Dataset rows describing interfaces:

┌────────

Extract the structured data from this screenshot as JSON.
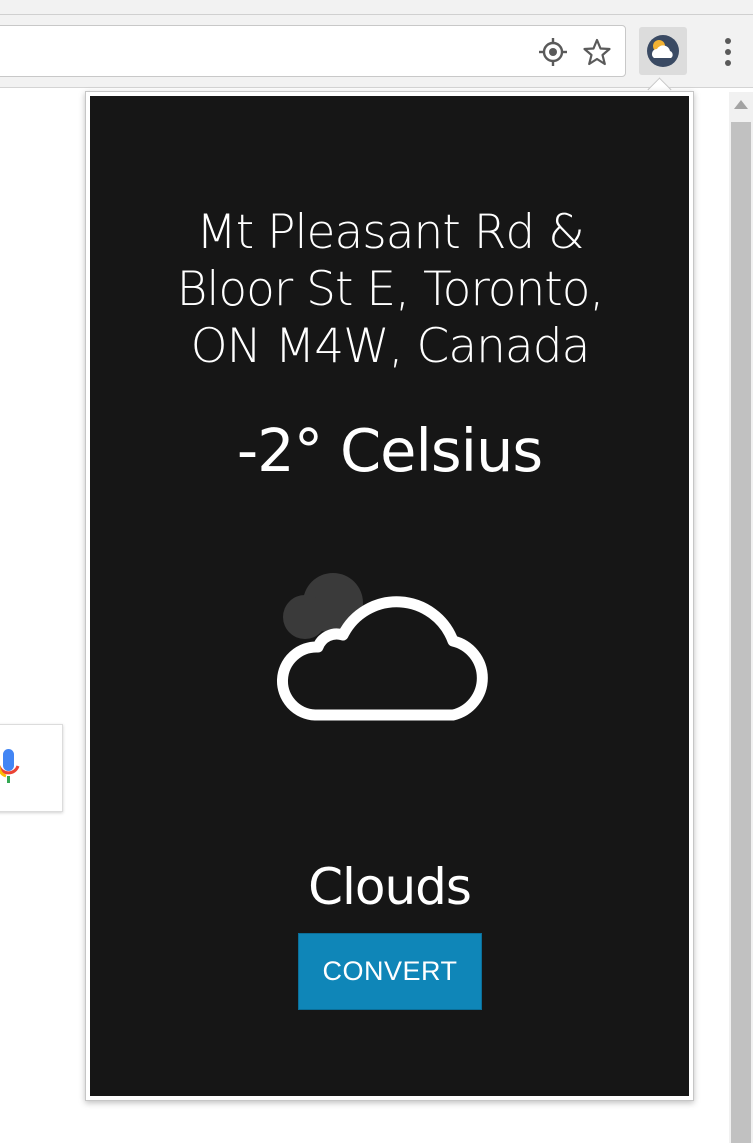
{
  "browser": {
    "location_icon": "location-target-icon",
    "bookmark_icon": "star-icon",
    "extension_icon": "weather-cloud-icon",
    "menu_icon": "vertical-dots-icon"
  },
  "search": {
    "mic_icon": "microphone-icon"
  },
  "popup": {
    "location": "Mt Pleasant Rd & Bloor St E, Toronto, ON M4W, Canada",
    "temperature": "-2° Celsius",
    "condition_icon": "cloud-icon",
    "condition": "Clouds",
    "convert_label": "CONVERT"
  },
  "colors": {
    "popup_background": "#161616",
    "convert_button": "#0f86b8",
    "text": "#ffffff"
  }
}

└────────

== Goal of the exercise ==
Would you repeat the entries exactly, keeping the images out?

== Problem solution ==
Extract the structured data from this screenshot as JSON.
{
  "browser": {
    "location_icon": "location-target-icon",
    "bookmark_icon": "star-icon",
    "extension_icon": "weather-cloud-icon",
    "menu_icon": "vertical-dots-icon"
  },
  "search": {
    "mic_icon": "microphone-icon"
  },
  "popup": {
    "location": "Mt Pleasant Rd & Bloor St E, Toronto, ON M4W, Canada",
    "temperature": "-2° Celsius",
    "condition_icon": "cloud-icon",
    "condition": "Clouds",
    "convert_label": "CONVERT"
  },
  "colors": {
    "popup_background": "#161616",
    "convert_button": "#0f86b8",
    "text": "#ffffff"
  }
}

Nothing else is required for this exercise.